An election will be held Tuesday in Pasco County to determine who will replace Republican state Rep. Mike Fasano.

Fasano stepped down because he was appointed to be the county's tax collector by Gov. Rick Scott.

In a twist, Fasano has backed Democratic candidate Amanda Murphy to be his successor, over fellow Republican Bill Gunter.

This is not the first time a Republican has supported a Democrat in the state of Florida. USF political science professor, Susan MacManus says it's not an unusual occurrence in Florida.

USF Holds General Election Straw Poll

Oct 15, 2012

Many polls have gauged Floridians' opinions on the upcoming general election, but there's only one poll that gives insight into the youth vote. 

Political groups on the University of South Florida Tampa campus spearheaded by political science professor Susan MacManus sponsored a straw poll.

MacManus says one of the purposes of this straw poll is "to project the idea that the USF campus is not disinterested in politics in any stretch of the word."

Dalia Colon / WUSF

On Wednesday's show, calls and Facebook comments poured in for our guests:

University of South Florida

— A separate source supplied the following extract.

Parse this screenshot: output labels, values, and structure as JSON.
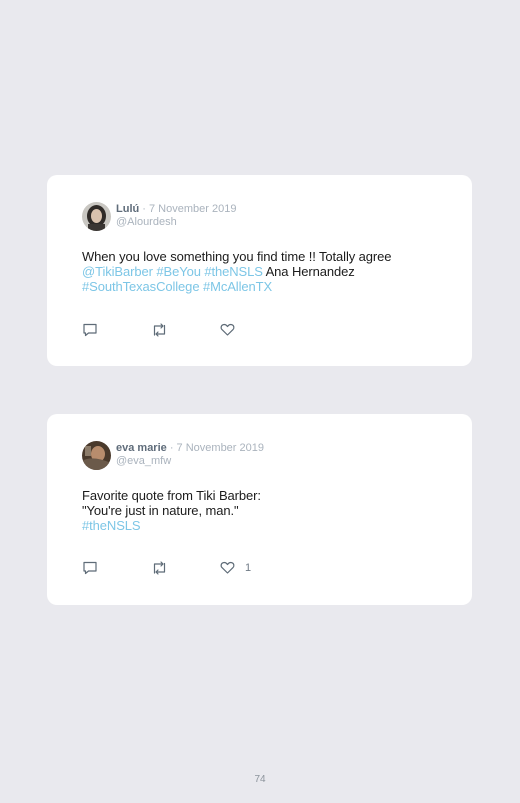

With Election Day still four months away, the anger and elation felt in light of the U.S. Supreme Court's decision on the Affordable Care Act may die down slightly by November. But if the economy is issue-1 on people's minds when they go to the polls, USF Political Science Professor Dr. Susan MacManus says healthcare reform will likely be issue-1a.

"Clearly the economy and jobs is still going to be preeminent," she said. "But what this ruling does do is to now interweave healthcare as a cost item and a job creation item into the debate. So in that way, it sort of joined the two issues."